_WHAT THIS TASK INVOLVES_
Where a line holds the word "title", copy that line from the data below.

Element data from apps and pages
......

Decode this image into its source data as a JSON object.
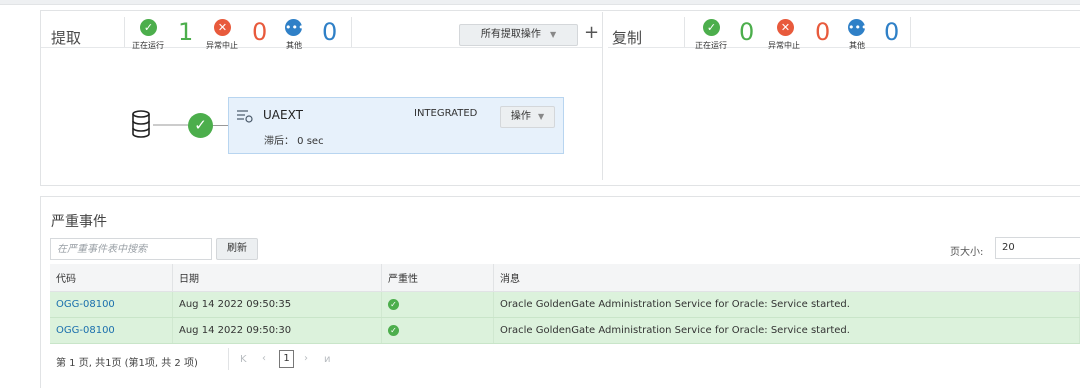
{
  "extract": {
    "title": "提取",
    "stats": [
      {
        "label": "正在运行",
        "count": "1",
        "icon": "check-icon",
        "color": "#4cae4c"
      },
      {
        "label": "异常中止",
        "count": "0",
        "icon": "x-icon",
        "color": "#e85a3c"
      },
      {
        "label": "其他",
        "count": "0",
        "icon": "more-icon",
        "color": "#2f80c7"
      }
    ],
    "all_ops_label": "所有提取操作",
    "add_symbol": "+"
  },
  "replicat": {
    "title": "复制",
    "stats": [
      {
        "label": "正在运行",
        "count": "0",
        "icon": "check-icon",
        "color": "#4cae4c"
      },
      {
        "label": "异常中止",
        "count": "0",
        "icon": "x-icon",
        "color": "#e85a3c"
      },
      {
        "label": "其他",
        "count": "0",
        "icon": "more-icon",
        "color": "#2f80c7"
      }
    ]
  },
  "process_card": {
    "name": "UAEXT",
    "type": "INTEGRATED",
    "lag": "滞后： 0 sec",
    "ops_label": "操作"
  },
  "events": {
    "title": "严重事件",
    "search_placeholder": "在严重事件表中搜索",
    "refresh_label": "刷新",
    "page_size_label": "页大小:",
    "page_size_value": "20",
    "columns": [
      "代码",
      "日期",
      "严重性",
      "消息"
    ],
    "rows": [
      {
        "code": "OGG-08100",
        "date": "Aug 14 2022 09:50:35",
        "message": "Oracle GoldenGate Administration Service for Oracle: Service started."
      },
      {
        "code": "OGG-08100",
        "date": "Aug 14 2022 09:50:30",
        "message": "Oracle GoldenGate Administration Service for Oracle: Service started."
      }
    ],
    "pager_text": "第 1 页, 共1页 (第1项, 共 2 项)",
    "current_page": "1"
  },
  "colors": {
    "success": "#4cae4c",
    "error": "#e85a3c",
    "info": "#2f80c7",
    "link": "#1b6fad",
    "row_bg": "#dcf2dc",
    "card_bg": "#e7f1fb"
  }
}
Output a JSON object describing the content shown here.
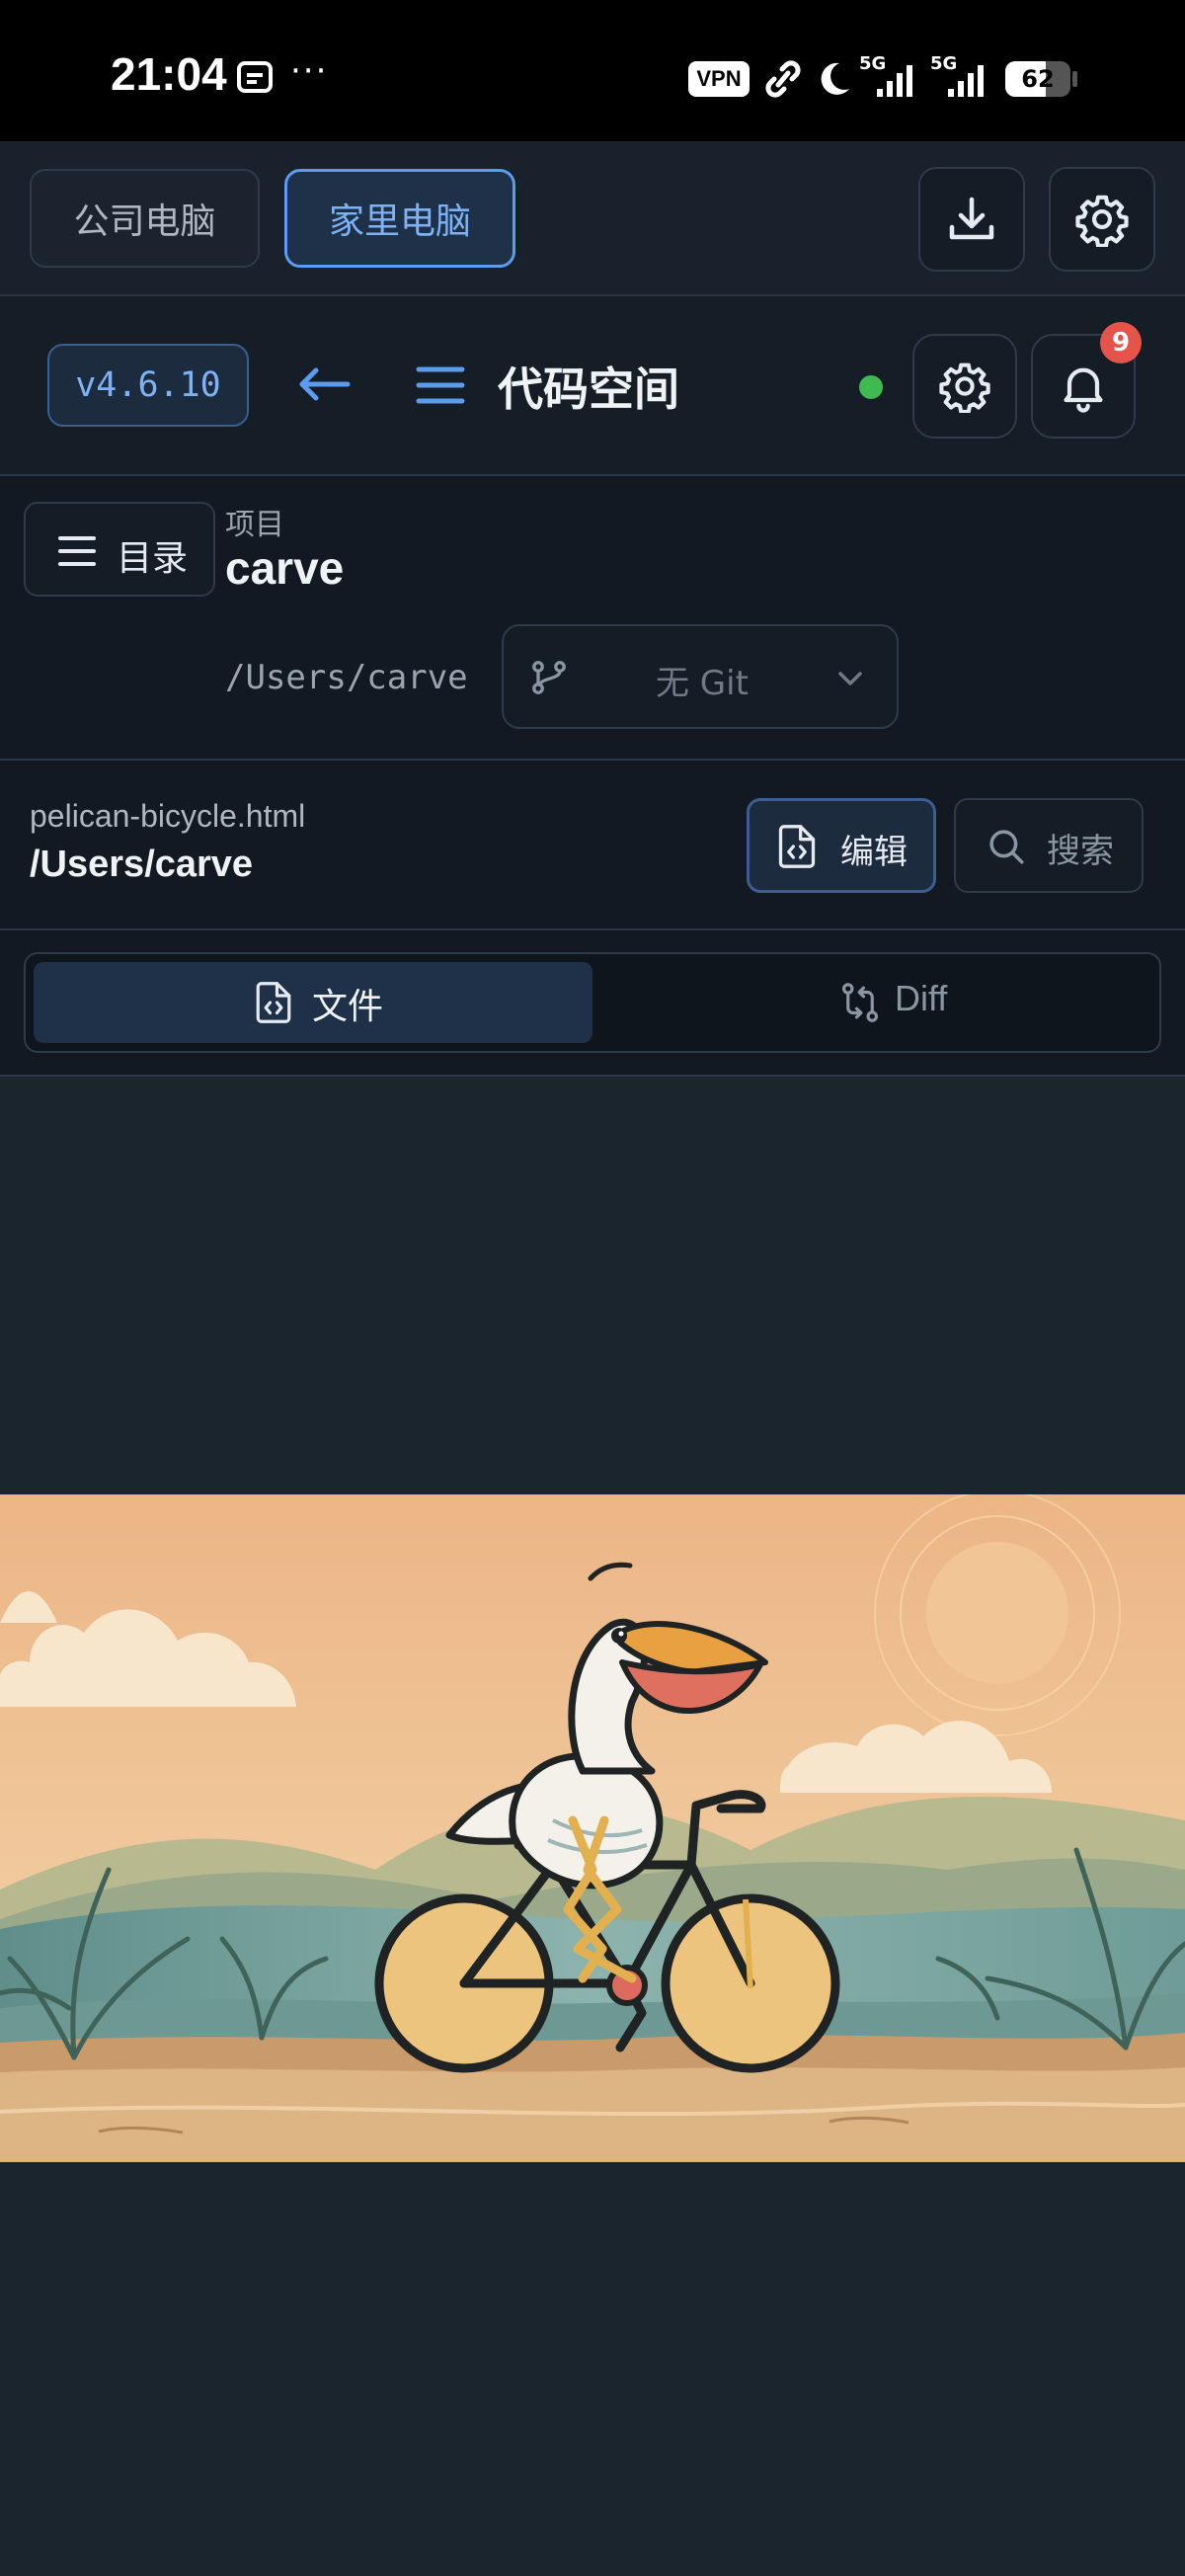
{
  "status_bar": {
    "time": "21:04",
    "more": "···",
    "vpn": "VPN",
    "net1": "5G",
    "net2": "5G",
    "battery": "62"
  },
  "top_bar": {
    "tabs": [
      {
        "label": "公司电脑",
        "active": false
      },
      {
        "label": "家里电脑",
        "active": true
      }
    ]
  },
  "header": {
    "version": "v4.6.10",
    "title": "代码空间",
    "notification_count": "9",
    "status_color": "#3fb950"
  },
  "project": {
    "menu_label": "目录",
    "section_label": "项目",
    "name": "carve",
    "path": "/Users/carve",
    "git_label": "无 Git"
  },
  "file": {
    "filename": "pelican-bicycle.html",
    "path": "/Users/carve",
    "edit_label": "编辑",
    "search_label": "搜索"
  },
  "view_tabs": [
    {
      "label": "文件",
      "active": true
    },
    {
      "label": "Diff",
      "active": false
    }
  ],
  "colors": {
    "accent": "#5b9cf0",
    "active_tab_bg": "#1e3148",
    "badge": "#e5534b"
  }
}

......

_FINAL ANSWER_
    "title": "提取",
    "title": "复制",
    "title": "严重事件",
    "title": "代码空间",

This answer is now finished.